● **What is expected**: Give the line with "Serialize everything readable" again, along with every line below it to the end of the records, word for word.

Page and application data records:
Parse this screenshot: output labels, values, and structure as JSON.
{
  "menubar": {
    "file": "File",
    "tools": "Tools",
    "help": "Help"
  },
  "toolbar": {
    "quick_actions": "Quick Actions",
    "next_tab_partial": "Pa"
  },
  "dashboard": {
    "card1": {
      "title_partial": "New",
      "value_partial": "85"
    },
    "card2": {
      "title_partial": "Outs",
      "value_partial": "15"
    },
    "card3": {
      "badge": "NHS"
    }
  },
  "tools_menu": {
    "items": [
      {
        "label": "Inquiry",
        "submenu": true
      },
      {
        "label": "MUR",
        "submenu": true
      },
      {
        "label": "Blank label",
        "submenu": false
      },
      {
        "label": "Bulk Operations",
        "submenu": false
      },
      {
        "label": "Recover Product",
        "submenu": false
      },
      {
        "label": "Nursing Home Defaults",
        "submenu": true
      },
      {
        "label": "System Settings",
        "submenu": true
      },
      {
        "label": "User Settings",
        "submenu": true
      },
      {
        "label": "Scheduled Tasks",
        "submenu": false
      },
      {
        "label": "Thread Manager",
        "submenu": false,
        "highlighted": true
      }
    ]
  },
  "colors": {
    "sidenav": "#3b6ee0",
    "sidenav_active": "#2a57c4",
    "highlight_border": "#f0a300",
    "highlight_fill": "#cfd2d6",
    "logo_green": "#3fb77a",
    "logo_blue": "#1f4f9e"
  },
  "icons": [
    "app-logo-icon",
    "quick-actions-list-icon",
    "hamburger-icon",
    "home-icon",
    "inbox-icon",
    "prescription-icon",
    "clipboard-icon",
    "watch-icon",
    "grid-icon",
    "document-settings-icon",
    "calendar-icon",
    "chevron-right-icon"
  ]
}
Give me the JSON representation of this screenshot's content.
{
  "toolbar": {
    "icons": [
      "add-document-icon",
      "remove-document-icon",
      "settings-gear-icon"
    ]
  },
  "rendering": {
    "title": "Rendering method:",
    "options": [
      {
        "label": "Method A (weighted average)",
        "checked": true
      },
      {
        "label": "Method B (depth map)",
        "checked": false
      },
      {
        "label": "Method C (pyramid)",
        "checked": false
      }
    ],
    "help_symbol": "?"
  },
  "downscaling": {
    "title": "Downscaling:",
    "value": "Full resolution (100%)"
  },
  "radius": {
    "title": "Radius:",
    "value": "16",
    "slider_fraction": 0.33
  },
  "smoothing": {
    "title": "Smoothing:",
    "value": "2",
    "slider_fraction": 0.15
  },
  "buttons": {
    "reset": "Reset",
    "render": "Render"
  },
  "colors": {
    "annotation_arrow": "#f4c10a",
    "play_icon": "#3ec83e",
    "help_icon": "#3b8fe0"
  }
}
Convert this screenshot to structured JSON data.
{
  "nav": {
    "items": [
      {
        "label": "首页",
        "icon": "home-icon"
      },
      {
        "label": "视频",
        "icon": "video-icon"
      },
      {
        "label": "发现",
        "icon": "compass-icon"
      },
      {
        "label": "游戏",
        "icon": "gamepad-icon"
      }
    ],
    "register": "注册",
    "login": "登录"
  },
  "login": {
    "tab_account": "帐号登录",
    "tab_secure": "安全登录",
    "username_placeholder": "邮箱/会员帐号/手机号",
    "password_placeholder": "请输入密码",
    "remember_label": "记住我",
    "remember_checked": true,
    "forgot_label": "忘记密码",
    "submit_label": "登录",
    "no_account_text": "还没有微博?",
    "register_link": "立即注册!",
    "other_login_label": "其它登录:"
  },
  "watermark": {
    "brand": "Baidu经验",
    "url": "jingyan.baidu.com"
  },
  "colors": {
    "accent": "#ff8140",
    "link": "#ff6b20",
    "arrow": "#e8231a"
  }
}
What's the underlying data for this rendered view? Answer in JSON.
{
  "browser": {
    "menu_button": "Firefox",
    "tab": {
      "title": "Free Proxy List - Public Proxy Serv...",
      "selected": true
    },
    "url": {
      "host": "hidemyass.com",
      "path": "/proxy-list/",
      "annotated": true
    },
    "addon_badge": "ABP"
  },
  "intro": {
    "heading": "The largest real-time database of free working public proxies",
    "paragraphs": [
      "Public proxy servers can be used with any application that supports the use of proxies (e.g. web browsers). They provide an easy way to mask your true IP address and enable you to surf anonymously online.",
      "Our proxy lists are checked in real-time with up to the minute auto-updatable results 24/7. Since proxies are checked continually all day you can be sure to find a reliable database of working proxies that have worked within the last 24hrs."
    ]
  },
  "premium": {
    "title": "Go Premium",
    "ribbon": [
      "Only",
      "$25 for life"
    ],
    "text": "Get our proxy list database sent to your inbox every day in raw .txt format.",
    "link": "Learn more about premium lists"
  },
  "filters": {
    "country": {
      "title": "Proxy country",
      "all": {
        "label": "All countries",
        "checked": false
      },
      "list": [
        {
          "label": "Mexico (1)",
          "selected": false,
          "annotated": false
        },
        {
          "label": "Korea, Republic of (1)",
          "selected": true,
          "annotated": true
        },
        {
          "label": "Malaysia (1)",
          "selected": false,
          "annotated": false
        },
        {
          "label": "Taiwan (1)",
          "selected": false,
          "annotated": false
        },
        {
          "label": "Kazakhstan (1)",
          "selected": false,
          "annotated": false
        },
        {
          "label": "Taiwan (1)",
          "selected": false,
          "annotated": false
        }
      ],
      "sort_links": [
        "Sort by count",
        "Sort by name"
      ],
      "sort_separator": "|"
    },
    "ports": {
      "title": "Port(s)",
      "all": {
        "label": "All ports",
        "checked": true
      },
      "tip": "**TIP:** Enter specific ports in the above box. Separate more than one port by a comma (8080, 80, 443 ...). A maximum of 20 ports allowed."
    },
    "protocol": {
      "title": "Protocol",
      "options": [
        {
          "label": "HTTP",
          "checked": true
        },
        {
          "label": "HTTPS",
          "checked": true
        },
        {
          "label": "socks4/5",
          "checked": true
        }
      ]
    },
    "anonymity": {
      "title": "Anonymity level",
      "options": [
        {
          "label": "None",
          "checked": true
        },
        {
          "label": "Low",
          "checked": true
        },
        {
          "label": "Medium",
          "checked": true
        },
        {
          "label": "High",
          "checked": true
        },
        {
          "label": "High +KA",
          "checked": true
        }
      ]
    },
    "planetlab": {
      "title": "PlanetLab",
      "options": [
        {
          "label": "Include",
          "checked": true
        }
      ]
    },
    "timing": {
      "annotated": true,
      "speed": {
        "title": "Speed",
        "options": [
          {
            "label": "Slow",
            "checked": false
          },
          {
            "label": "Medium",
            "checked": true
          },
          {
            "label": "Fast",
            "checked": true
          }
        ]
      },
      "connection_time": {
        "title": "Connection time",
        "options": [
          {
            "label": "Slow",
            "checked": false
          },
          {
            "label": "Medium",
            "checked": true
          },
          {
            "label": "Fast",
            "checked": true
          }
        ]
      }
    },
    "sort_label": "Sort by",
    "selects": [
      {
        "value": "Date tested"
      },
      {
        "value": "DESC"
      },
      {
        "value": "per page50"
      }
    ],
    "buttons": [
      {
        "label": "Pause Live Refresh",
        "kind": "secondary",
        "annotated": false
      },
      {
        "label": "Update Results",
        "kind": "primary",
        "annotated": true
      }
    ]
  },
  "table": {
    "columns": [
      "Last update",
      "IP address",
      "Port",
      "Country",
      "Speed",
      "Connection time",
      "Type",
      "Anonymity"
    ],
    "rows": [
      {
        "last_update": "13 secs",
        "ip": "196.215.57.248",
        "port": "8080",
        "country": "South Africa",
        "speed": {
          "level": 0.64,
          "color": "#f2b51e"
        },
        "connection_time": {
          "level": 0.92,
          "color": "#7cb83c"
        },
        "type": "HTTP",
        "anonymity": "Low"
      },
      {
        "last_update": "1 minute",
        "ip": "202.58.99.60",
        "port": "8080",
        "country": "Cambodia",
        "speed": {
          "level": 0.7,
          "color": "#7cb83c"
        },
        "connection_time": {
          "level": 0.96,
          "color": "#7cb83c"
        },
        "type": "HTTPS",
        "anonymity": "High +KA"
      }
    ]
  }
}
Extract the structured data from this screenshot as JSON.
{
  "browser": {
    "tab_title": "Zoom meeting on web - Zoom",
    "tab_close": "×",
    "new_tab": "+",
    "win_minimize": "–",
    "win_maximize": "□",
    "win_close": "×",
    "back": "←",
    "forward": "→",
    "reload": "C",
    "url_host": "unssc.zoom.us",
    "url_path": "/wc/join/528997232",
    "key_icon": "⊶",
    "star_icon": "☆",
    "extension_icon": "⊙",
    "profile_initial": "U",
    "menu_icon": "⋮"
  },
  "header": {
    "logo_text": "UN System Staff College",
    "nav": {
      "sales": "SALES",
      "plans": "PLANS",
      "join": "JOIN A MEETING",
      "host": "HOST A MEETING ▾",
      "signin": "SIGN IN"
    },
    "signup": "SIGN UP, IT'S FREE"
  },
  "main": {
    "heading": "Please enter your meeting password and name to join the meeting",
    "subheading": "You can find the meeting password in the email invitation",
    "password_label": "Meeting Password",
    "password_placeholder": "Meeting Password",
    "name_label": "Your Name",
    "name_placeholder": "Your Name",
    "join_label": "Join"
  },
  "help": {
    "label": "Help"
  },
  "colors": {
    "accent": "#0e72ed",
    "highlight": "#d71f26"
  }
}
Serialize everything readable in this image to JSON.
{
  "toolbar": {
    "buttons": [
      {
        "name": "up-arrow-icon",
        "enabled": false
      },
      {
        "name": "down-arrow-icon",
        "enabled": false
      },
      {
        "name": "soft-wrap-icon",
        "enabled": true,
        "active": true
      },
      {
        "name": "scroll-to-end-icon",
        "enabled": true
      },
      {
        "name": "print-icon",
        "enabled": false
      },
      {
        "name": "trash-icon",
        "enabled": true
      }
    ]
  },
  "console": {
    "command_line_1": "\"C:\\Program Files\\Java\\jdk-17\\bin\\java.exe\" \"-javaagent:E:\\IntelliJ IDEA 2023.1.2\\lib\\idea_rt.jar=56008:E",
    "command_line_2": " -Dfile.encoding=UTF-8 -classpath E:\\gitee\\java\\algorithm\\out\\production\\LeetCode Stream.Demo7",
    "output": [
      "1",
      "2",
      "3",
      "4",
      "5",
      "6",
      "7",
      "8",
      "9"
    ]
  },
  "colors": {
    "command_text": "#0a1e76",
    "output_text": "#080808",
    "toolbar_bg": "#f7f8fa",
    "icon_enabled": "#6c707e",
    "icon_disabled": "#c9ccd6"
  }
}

● **Answer box**:
Serialize everything readable in this image to JSON.
{
  "toolbar": {
    "buttons": [
      {
        "name": "up-arrow-icon",
        "enabled": false
      },
      {
        "name": "down-arrow-icon",
        "enabled": false
      },
      {
        "name": "soft-wrap-icon",
        "enabled": true,
        "active": true
      },
      {
        "name": "scroll-to-end-icon",
        "enabled": true
      },
      {
        "name": "print-icon",
        "enabled": false
      },
      {
        "name": "trash-icon",
        "enabled": true
      }
    ]
  },
  "console": {
    "command_line_1": "\"C:\\Program Files\\Java\\jdk-17\\bin\\java.exe\" \"-javaagent:E:\\IntelliJ IDEA 2023.1.2\\lib\\idea_rt.jar=56008:E",
    "command_line_2": " -Dfile.encoding=UTF-8 -classpath E:\\gitee\\java\\algorithm\\out\\production\\LeetCode Stream.Demo7",
    "output": [
      "1",
      "2",
      "3",
      "4",
      "5",
      "6",
      "7",
      "8",
      "9"
    ]
  },
  "colors": {
    "command_text": "#0a1e76",
    "output_text": "#080808",
    "toolbar_bg": "#f7f8fa",
    "icon_enabled": "#6c707e",
    "icon_disabled": "#c9ccd6"
  }
}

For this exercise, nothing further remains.